**Work required:**
Here is a listing. Write it out again without a single difference.

[Start of Attachment]

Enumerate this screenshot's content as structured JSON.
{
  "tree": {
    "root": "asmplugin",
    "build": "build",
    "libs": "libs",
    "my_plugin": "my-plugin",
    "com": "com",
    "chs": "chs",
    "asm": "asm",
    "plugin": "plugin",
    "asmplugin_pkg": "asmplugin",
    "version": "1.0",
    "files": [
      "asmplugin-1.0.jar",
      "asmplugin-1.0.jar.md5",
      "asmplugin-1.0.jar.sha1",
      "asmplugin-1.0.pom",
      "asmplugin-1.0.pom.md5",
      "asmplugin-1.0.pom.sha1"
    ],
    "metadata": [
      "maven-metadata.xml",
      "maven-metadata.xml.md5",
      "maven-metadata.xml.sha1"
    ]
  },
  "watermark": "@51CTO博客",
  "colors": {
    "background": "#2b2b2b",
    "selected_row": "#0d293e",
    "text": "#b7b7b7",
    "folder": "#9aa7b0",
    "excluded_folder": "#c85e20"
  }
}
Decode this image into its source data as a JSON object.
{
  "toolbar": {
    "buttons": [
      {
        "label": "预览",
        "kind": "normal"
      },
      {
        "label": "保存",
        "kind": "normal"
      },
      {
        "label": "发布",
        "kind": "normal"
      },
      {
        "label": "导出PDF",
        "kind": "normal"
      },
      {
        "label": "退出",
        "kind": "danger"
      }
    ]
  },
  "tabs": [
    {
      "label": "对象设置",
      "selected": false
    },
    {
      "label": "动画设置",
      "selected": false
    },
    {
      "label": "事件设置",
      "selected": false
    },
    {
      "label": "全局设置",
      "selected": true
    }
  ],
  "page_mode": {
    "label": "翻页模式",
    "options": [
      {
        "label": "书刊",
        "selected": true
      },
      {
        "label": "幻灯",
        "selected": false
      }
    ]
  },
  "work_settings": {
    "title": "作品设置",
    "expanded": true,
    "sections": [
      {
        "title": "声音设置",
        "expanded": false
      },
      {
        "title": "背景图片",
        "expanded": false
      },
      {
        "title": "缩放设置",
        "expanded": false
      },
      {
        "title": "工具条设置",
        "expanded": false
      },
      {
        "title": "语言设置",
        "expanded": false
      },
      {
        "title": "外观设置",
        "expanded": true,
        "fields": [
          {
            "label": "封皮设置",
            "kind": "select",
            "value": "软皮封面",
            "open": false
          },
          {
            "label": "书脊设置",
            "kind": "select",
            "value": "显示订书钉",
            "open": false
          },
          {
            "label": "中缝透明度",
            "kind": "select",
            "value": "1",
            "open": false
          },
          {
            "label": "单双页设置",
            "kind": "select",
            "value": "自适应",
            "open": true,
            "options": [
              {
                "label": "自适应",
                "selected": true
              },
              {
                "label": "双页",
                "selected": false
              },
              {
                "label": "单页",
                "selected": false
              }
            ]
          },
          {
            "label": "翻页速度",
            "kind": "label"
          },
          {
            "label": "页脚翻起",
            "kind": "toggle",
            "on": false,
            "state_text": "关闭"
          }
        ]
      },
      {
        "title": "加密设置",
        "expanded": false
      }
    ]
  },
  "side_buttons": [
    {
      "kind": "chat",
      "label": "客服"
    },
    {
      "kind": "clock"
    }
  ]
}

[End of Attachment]

**Output for this exercise:**
Enumerate this screenshot's content as structured JSON.
{
  "tree": {
    "root": "asmplugin",
    "build": "build",
    "libs": "libs",
    "my_plugin": "my-plugin",
    "com": "com",
    "chs": "chs",
    "asm": "asm",
    "plugin": "plugin",
    "asmplugin_pkg": "asmplugin",
    "version": "1.0",
    "files": [
      "asmplugin-1.0.jar",
      "asmplugin-1.0.jar.md5",
      "asmplugin-1.0.jar.sha1",
      "asmplugin-1.0.pom",
      "asmplugin-1.0.pom.md5",
      "asmplugin-1.0.pom.sha1"
    ],
    "metadata": [
      "maven-metadata.xml",
      "maven-metadata.xml.md5",
      "maven-metadata.xml.sha1"
    ]
  },
  "watermark": "@51CTO博客",
  "colors": {
    "background": "#2b2b2b",
    "selected_row": "#0d293e",
    "text": "#b7b7b7",
    "folder": "#9aa7b0",
    "excluded_folder": "#c85e20"
  }
}
Decode this image into its source data as a JSON object.
{
  "toolbar": {
    "buttons": [
      {
        "label": "预览",
        "kind": "normal"
      },
      {
        "label": "保存",
        "kind": "normal"
      },
      {
        "label": "发布",
        "kind": "normal"
      },
      {
        "label": "导出PDF",
        "kind": "normal"
      },
      {
        "label": "退出",
        "kind": "danger"
      }
    ]
  },
  "tabs": [
    {
      "label": "对象设置",
      "selected": false
    },
    {
      "label": "动画设置",
      "selected": false
    },
    {
      "label": "事件设置",
      "selected": false
    },
    {
      "label": "全局设置",
      "selected": true
    }
  ],
  "page_mode": {
    "label": "翻页模式",
    "options": [
      {
        "label": "书刊",
        "selected": true
      },
      {
        "label": "幻灯",
        "selected": false
      }
    ]
  },
  "work_settings": {
    "title": "作品设置",
    "expanded": true,
    "sections": [
      {
        "title": "声音设置",
        "expanded": false
      },
      {
        "title": "背景图片",
        "expanded": false
      },
      {
        "title": "缩放设置",
        "expanded": false
      },
      {
        "title": "工具条设置",
        "expanded": false
      },
      {
        "title": "语言设置",
        "expanded": false
      },
      {
        "title": "外观设置",
        "expanded": true,
        "fields": [
          {
            "label": "封皮设置",
            "kind": "select",
            "value": "软皮封面",
            "open": false
          },
          {
            "label": "书脊设置",
            "kind": "select",
            "value": "显示订书钉",
            "open": false
          },
          {
            "label": "中缝透明度",
            "kind": "select",
            "value": "1",
            "open": false
          },
          {
            "label": "单双页设置",
            "kind": "select",
            "value": "自适应",
            "open": true,
            "options": [
              {
                "label": "自适应",
                "selected": true
              },
              {
                "label": "双页",
                "selected": false
              },
              {
                "label": "单页",
                "selected": false
              }
            ]
          },
          {
            "label": "翻页速度",
            "kind": "label"
          },
          {
            "label": "页脚翻起",
            "kind": "toggle",
            "on": false,
            "state_text": "关闭"
          }
        ]
      },
      {
        "title": "加密设置",
        "expanded": false
      }
    ]
  },
  "side_buttons": [
    {
      "kind": "chat",
      "label": "客服"
    },
    {
      "kind": "clock"
    }
  ]
}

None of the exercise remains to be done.